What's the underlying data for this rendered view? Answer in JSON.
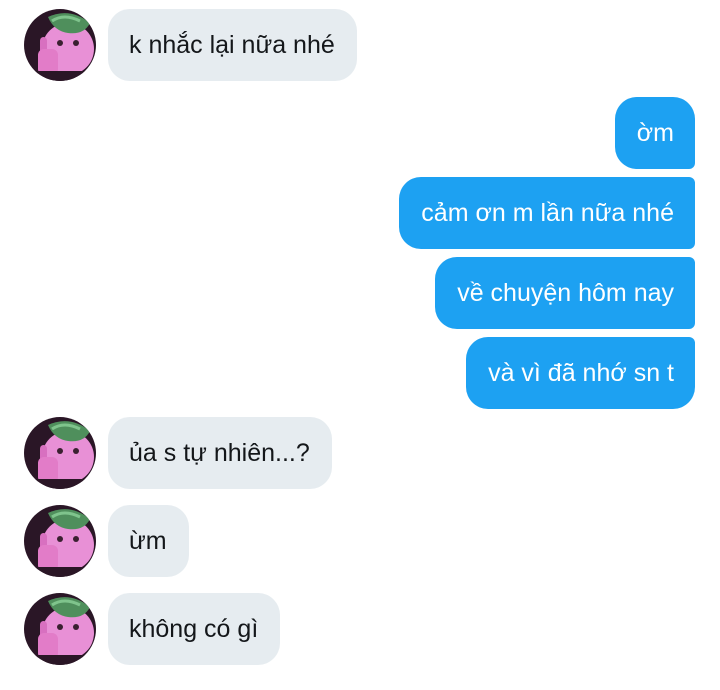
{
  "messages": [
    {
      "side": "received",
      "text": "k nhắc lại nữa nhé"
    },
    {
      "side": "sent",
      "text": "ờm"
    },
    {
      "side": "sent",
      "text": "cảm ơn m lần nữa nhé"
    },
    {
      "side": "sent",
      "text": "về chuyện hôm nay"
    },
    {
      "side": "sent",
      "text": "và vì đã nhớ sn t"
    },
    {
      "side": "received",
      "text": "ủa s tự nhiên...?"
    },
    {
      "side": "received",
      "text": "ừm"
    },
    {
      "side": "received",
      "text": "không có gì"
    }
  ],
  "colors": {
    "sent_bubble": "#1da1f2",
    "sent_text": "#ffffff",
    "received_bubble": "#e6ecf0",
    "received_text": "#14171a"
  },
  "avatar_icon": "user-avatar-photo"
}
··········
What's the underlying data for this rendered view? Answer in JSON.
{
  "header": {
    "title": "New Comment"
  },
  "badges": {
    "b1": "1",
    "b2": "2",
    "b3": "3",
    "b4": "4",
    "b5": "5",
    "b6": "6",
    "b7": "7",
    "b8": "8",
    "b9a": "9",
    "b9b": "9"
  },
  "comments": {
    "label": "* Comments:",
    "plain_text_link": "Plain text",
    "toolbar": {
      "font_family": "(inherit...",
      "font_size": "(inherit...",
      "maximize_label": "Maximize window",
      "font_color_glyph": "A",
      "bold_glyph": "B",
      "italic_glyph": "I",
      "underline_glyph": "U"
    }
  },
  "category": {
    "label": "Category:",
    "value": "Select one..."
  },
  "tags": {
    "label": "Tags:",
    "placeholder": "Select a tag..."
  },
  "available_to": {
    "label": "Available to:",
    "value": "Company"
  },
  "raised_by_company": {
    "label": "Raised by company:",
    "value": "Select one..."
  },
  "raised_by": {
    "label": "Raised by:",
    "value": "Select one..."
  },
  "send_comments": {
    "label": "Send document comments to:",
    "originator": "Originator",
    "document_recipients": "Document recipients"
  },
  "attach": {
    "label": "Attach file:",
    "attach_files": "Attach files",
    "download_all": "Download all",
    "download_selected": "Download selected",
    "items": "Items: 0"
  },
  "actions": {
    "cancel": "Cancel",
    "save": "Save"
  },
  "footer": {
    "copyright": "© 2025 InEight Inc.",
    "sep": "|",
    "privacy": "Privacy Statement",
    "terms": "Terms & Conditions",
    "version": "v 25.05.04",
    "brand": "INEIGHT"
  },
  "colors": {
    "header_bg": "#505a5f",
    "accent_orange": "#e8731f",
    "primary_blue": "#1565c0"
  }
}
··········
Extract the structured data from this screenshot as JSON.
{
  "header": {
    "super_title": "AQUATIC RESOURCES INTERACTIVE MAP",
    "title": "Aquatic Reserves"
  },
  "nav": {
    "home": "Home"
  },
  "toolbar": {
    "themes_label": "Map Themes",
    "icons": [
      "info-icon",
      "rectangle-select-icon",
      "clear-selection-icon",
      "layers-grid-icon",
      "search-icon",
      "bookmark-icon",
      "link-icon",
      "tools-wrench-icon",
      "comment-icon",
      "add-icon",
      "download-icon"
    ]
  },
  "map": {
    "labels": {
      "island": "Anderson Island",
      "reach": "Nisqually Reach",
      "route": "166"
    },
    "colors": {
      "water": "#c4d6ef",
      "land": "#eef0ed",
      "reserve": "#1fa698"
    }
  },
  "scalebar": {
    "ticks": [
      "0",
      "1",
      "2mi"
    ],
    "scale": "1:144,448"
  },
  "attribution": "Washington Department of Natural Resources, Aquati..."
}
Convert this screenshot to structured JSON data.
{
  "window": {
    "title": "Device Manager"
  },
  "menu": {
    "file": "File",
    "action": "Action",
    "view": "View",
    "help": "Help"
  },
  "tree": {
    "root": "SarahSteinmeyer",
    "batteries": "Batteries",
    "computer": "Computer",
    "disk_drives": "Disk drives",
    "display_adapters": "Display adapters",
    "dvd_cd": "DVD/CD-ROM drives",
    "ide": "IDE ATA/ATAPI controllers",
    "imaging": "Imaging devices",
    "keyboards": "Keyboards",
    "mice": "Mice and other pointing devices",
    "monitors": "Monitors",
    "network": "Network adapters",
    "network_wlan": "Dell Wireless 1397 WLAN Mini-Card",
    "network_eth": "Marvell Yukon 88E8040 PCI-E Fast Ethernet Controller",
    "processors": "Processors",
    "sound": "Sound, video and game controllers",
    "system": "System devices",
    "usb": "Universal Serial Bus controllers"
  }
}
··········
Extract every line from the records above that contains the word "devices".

**SOLUTION:**
    "imaging": "Imaging devices",
    "mice": "Mice and other pointing devices",
    "system": "System devices",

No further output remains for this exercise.